If Augustine believed in a “meticulous Stoic Providence”, then he would have had to believe that the stars, moon, and sun were superior to the nature of soul (i.e. on a level of being that soul’s God). But Augustine, again, explicitly denied the superiority of any heavenly bodies (or even anything visible to our eyes). As the stars are not superior, this would mean that they were not some “meticulous Stoic Providence” guiding “every miniscule individual event”.
I have to ask the reader one question. Does it sound to you like Augustine was still under the influence of Stoic Providence guided by the stars in 388 and 398 (as well as from 393 and 397 in quotes below) when he explicitly denied the influence of stars over the birth of any man? That statement was about 11 years after his conversion, but it is consistent with what he stated in Confessions that he had abandoned any type of atrological determinism by 386 – even before he was converted! This is basically an example of Augustine in the late 4th Century telling Wilson “every word of what you just said is wrong.” I will continue with more posts in this series, but when you have direct and explicit denials by Augustine of the assertions that Wilson is making, you have to ask yourself why Dr. Wilson is treating Augustine the way that he is.
Augustine, in writings from 388-401 categorically denied any assertion that he continued to worship the heavenly bodies.
And for further proof that Dr. Wilson’s assertions regarding Augustine are flat-out wrong, I will just post some additional statements from Augustine from the pre-400 time period.
Here we have a statement from the work Of Faith and The Creed from the year 393. He states that they adore the sun as God and not as a creation of God.

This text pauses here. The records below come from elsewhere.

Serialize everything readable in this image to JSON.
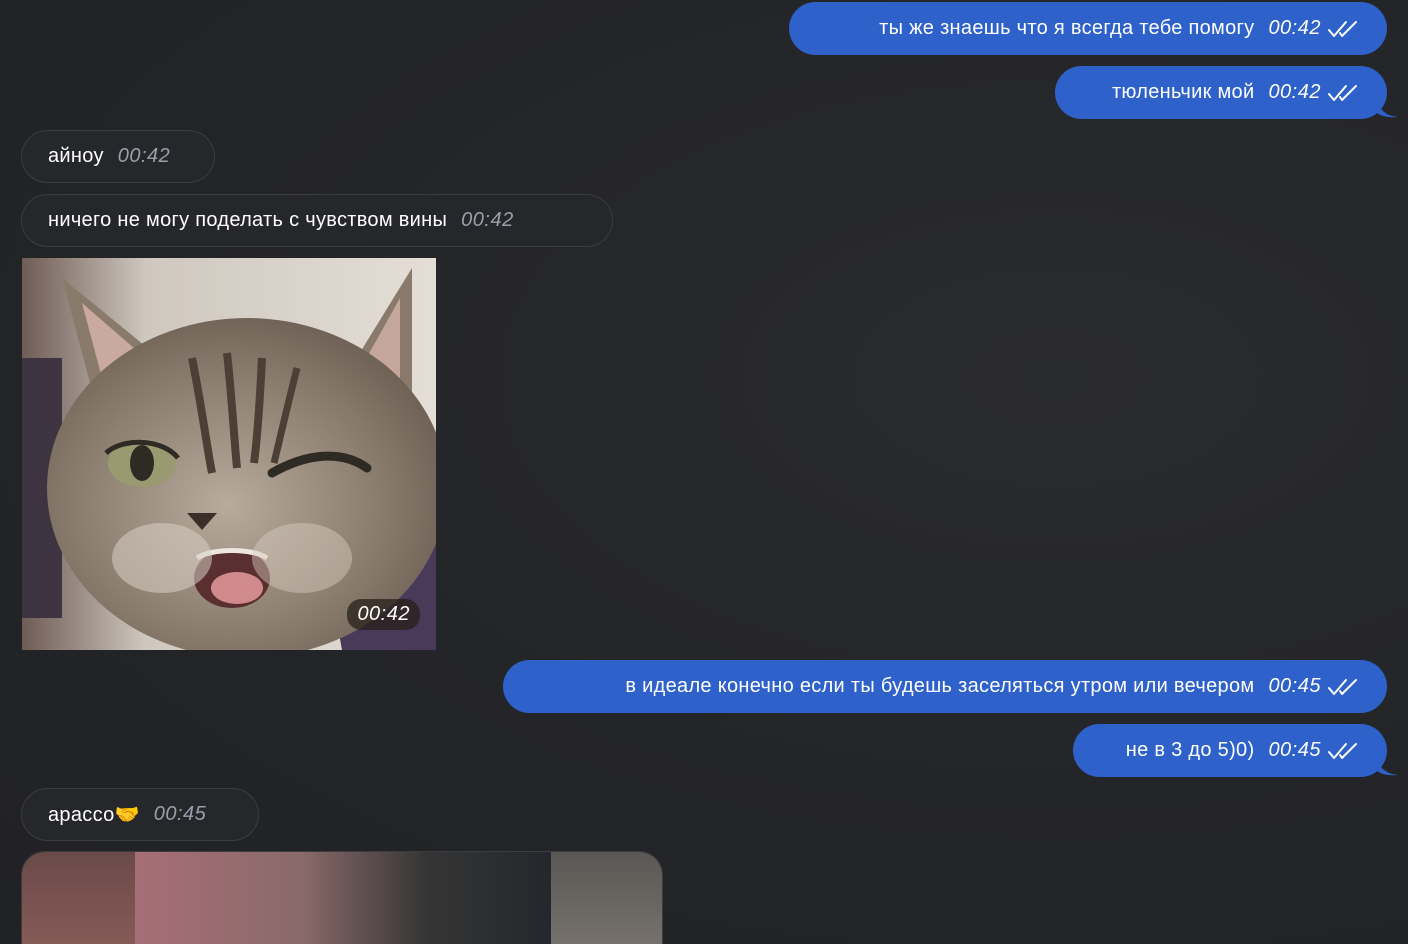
{
  "messages": [
    {
      "direction": "outgoing",
      "text": "ты же знаешь что я всегда тебе помогу",
      "time": "00:42",
      "read": true
    },
    {
      "direction": "outgoing",
      "text": "тюленьчик мой",
      "time": "00:42",
      "read": true
    },
    {
      "direction": "incoming",
      "text": "айноу",
      "time": "00:42"
    },
    {
      "direction": "incoming",
      "text": "ничего не могу поделать с чувством вины",
      "time": "00:42"
    },
    {
      "direction": "incoming",
      "type": "sticker",
      "sticker_icon": "winking-kitten-sticker",
      "time": "00:42"
    },
    {
      "direction": "outgoing",
      "text": "в идеале конечно если ты будешь заселяться утром или вечером",
      "time": "00:45",
      "read": true
    },
    {
      "direction": "outgoing",
      "text": "не в 3 до 5)0)",
      "time": "00:45",
      "read": true
    },
    {
      "direction": "incoming",
      "text": "арассо🤝",
      "time": "00:45"
    },
    {
      "direction": "incoming",
      "type": "media",
      "media_icon": "blurred-photo",
      "time": ""
    }
  ],
  "colors": {
    "background": "#232427",
    "outgoing_bubble": "#2e61c9",
    "incoming_bubble": "#26272a",
    "incoming_time": "#9aa0aa"
  }
}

Those, therefore, who entertain this opinion ought to ponder the fact that the rays of this sun, which indeed they do not praise as a creature of God, but adore as God, are diffused all the world over, through the noisomenesses of sewers and every kind of horrible thing, and that they operate in these according to their nature, and yet never become debased by any defilement thence contracted, albeit that the visible light is by nature in closer conjunction with visible pollutions. How much less, therefore, could the Word of God, who is neither corporeal nor visible, sustain defilement from the female body, wherein He assumed human flesh together with soul and spirit, through the incoming of which the majesty of the Word dwells in a less immediate conjunction with the frailty of a human body! Hence it is manifest that the Word of God could in no way have been defiled by a human body, by which even the human soul is not defiled.
Augustine, Of Faith and The Creed, IV.10
And from the year 397 in his work Against the Fundamental Epistle of Manichaeus we read him encouraging people to worship “The Sun of righteousness” – Jesus who we read about in Malachi. He says that they should “gaze upon his Sun”, but not the physical sun which the Manichaeans worship.
Let those rage against you who know not the difficulty of curing the eye of the inner man that he may gaze upon his Sun—not that sun which you worship, and which shines with the brilliance of a heavenly body in the eyes of carnal men and of beasts—but that of which it is written through the prophet, The Sun of righteousness has arisen upon me;” [Malachi 4:2] and of which it is said in the gospel, “That was the true Light, which lights every man that comes into the world.” [John 1:9]”
Augustine, Against the Fundamental Epistle of Manichaeus, II
Finally, in Contra Faustum Book XX (from 398) Augustine makes an extended argument that the Manichaeans are pagan (Augustine actually says they are far worse than pagans!) sun-worshipers and not worshipers of the Triune God that we worship. It would be a fascinating read for those who might be interested in more of what the pre-400 Augustine had to say about the faith and worship of the Mainichaeans.Tags: chrisw-kenwilson